Task requirements - Collect all lines from the records below that include the word "JSON".

:: Supplied material

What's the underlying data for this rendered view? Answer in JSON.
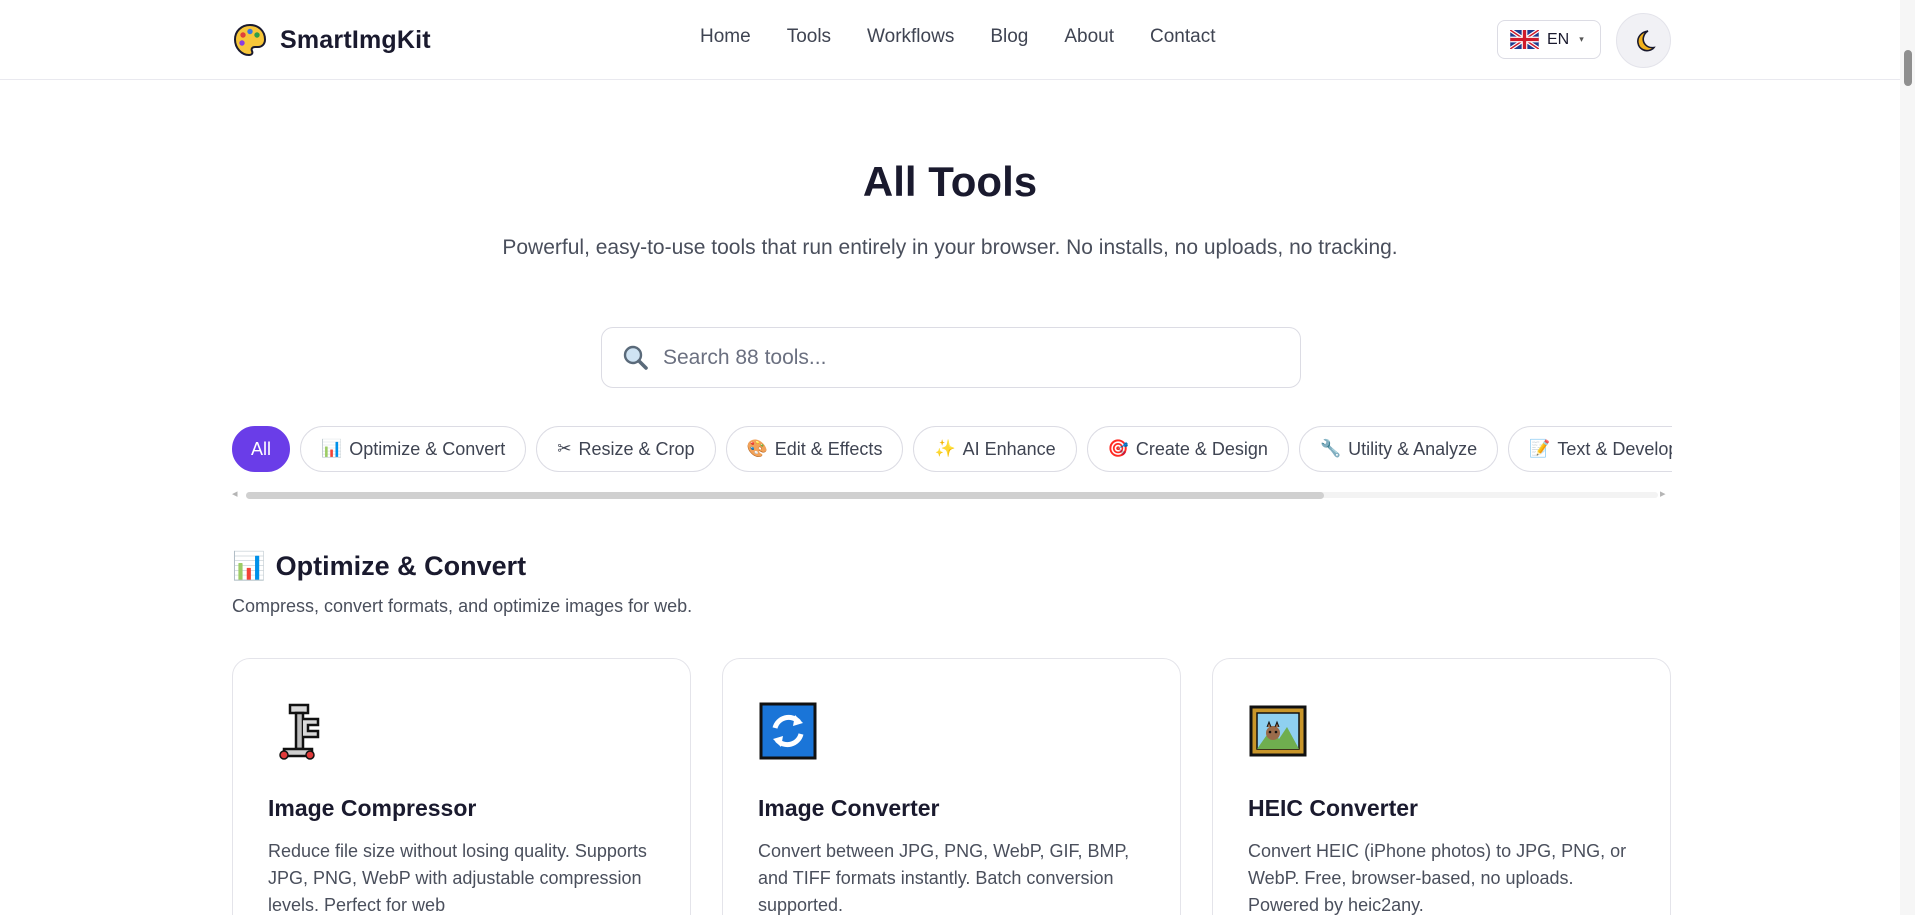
{
  "brand": {
    "name": "SmartImgKit",
    "logo_icon": "palette-icon"
  },
  "nav": {
    "items": [
      {
        "label": "Home"
      },
      {
        "label": "Tools"
      },
      {
        "label": "Workflows"
      },
      {
        "label": "Blog"
      },
      {
        "label": "About"
      },
      {
        "label": "Contact"
      }
    ]
  },
  "language": {
    "code": "EN",
    "flag_icon": "uk-flag-icon"
  },
  "theme_toggle": {
    "icon": "moon-icon"
  },
  "hero": {
    "title": "All Tools",
    "subtitle": "Powerful, easy-to-use tools that run entirely in your browser. No installs, no uploads, no tracking."
  },
  "search": {
    "placeholder": "Search 88 tools...",
    "value": ""
  },
  "filters": [
    {
      "label": "All",
      "icon": "",
      "active": true
    },
    {
      "label": "Optimize & Convert",
      "icon": "📊",
      "active": false
    },
    {
      "label": "Resize & Crop",
      "icon": "✂",
      "active": false
    },
    {
      "label": "Edit & Effects",
      "icon": "🎨",
      "active": false
    },
    {
      "label": "AI Enhance",
      "icon": "✨",
      "active": false
    },
    {
      "label": "Create & Design",
      "icon": "🎯",
      "active": false
    },
    {
      "label": "Utility & Analyze",
      "icon": "🔧",
      "active": false
    },
    {
      "label": "Text & Developer",
      "icon": "📝",
      "active": false
    }
  ],
  "section": {
    "icon": "📊",
    "title": "Optimize & Convert",
    "description": "Compress, convert formats, and optimize images for web."
  },
  "cards": [
    {
      "icon": "clamp-icon",
      "title": "Image Compressor",
      "description": "Reduce file size without losing quality. Supports JPG, PNG, WebP with adjustable compression levels. Perfect for web"
    },
    {
      "icon": "refresh-arrows-icon",
      "title": "Image Converter",
      "description": "Convert between JPG, PNG, WebP, GIF, BMP, and TIFF formats instantly. Batch conversion supported."
    },
    {
      "icon": "framed-picture-icon",
      "title": "HEIC Converter",
      "description": "Convert HEIC (iPhone photos) to JPG, PNG, or WebP. Free, browser-based, no uploads. Powered by heic2any."
    }
  ],
  "colors": {
    "accent": "#6a3de8",
    "text": "#1a1a2e",
    "muted": "#4a4f5c",
    "border": "#dcdce4"
  }
}
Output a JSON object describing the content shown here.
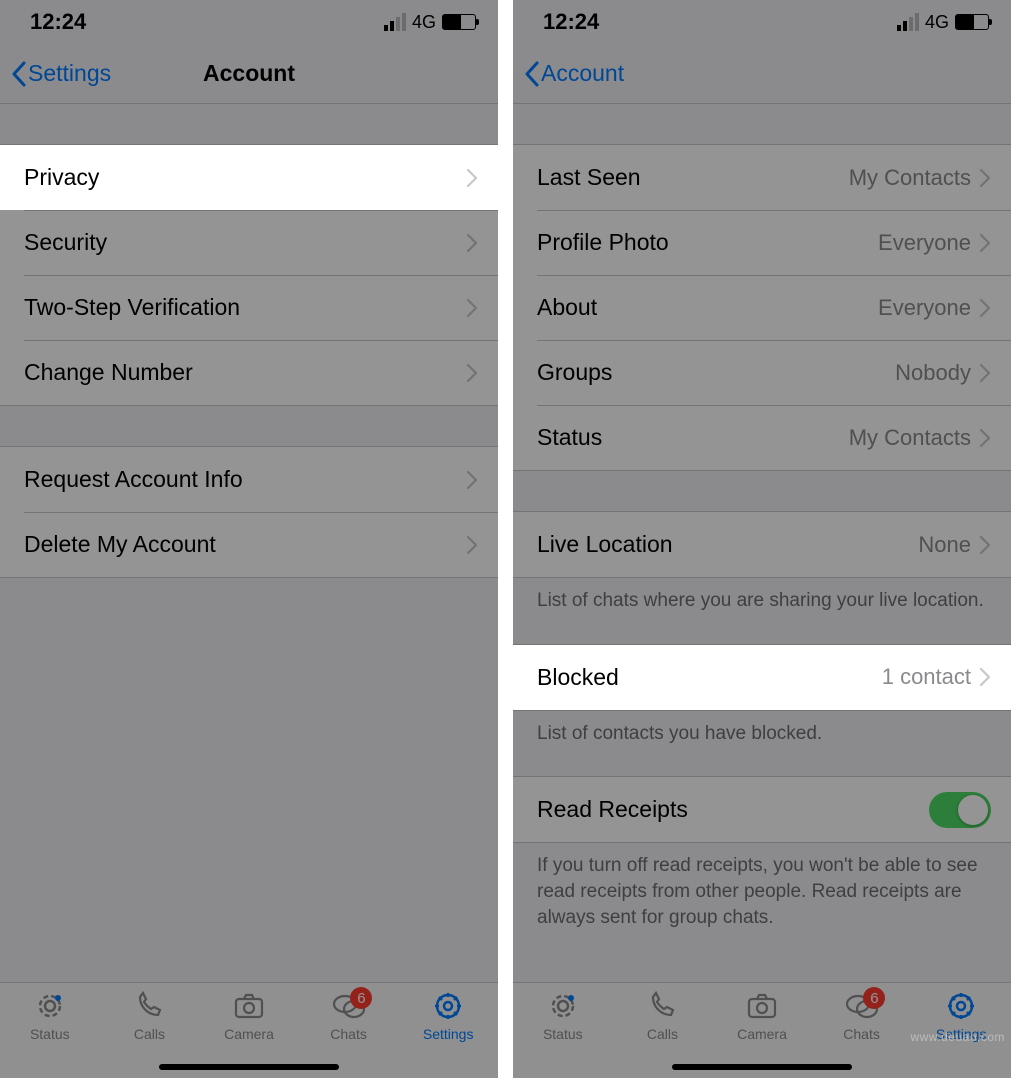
{
  "statusbar": {
    "time": "12:24",
    "network": "4G"
  },
  "left": {
    "back": "Settings",
    "title": "Account",
    "section1": [
      {
        "label": "Privacy"
      },
      {
        "label": "Security"
      },
      {
        "label": "Two-Step Verification"
      },
      {
        "label": "Change Number"
      }
    ],
    "section2": [
      {
        "label": "Request Account Info"
      },
      {
        "label": "Delete My Account"
      }
    ]
  },
  "right": {
    "back": "Account",
    "rows": {
      "last_seen": {
        "label": "Last Seen",
        "value": "My Contacts"
      },
      "profile_photo": {
        "label": "Profile Photo",
        "value": "Everyone"
      },
      "about": {
        "label": "About",
        "value": "Everyone"
      },
      "groups": {
        "label": "Groups",
        "value": "Nobody"
      },
      "status": {
        "label": "Status",
        "value": "My Contacts"
      },
      "live_location": {
        "label": "Live Location",
        "value": "None"
      },
      "live_location_footer": "List of chats where you are sharing your live location.",
      "blocked": {
        "label": "Blocked",
        "value": "1 contact"
      },
      "blocked_footer": "List of contacts you have blocked.",
      "read_receipts": {
        "label": "Read Receipts"
      },
      "read_receipts_footer": "If you turn off read receipts, you won't be able to see read receipts from other people. Read receipts are always sent for group chats."
    }
  },
  "tabs": {
    "status": "Status",
    "calls": "Calls",
    "camera": "Camera",
    "chats": "Chats",
    "settings": "Settings",
    "chats_badge": "6"
  },
  "watermark": "www.deuao.com"
}
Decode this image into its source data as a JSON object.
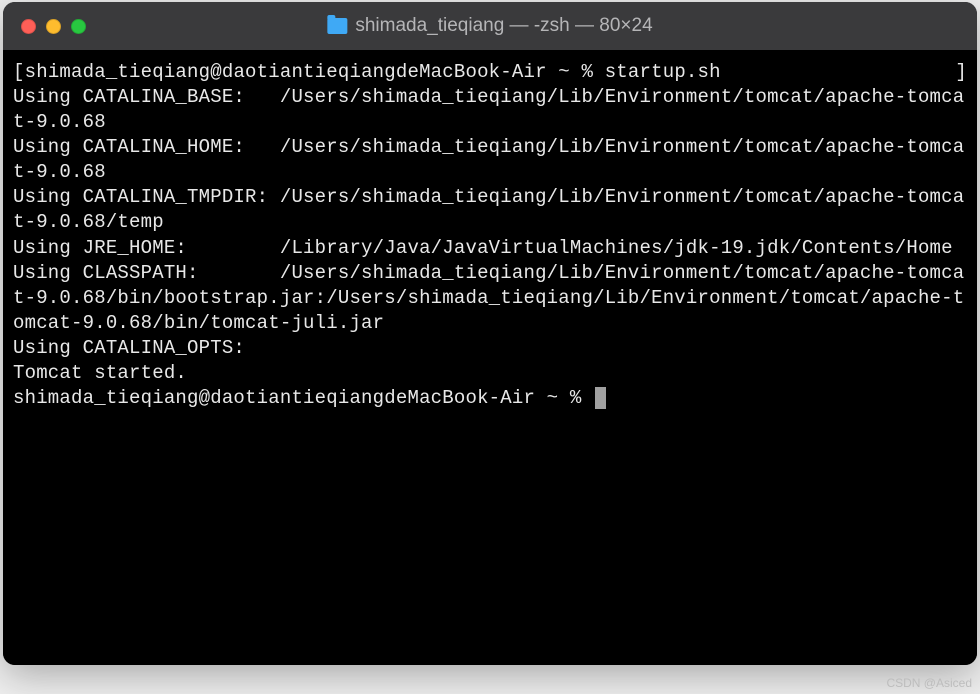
{
  "titlebar": {
    "title": "shimada_tieqiang — -zsh — 80×24"
  },
  "terminal": {
    "line1_left_bracket": "[",
    "line1_prompt": "shimada_tieqiang@daotiantieqiangdeMacBook-Air ~ % ",
    "line1_command": "startup.sh",
    "line1_right_bracket": "]",
    "output_block": "Using CATALINA_BASE:   /Users/shimada_tieqiang/Lib/Environment/tomcat/apache-tomcat-9.0.68\nUsing CATALINA_HOME:   /Users/shimada_tieqiang/Lib/Environment/tomcat/apache-tomcat-9.0.68\nUsing CATALINA_TMPDIR: /Users/shimada_tieqiang/Lib/Environment/tomcat/apache-tomcat-9.0.68/temp\nUsing JRE_HOME:        /Library/Java/JavaVirtualMachines/jdk-19.jdk/Contents/Home\nUsing CLASSPATH:       /Users/shimada_tieqiang/Lib/Environment/tomcat/apache-tomcat-9.0.68/bin/bootstrap.jar:/Users/shimada_tieqiang/Lib/Environment/tomcat/apache-tomcat-9.0.68/bin/tomcat-juli.jar\nUsing CATALINA_OPTS:\nTomcat started.",
    "line_last_prompt": "shimada_tieqiang@daotiantieqiangdeMacBook-Air ~ % "
  },
  "watermark": "CSDN @Asiced"
}
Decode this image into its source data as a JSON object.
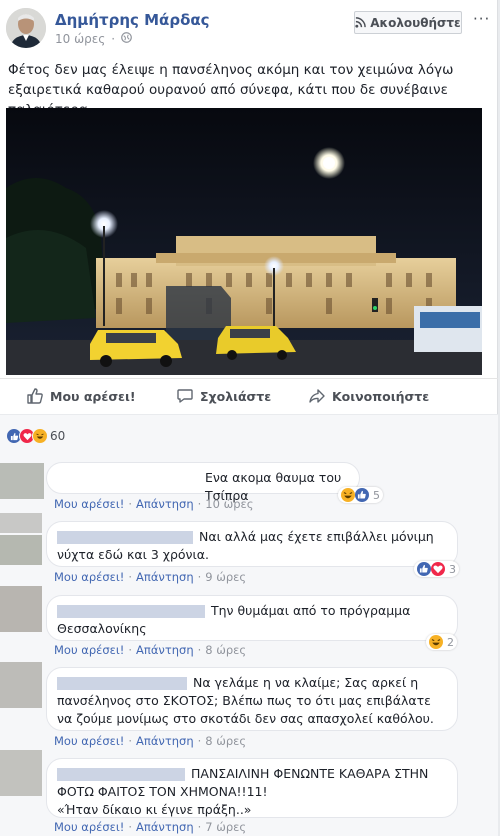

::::

Result -
What's the underlying data for this rendered view? Answer in JSON.
Output a JSON object describing the content shown here.
Decode this image into its source data as a JSON object.
Decode this image into its source data as a JSON object.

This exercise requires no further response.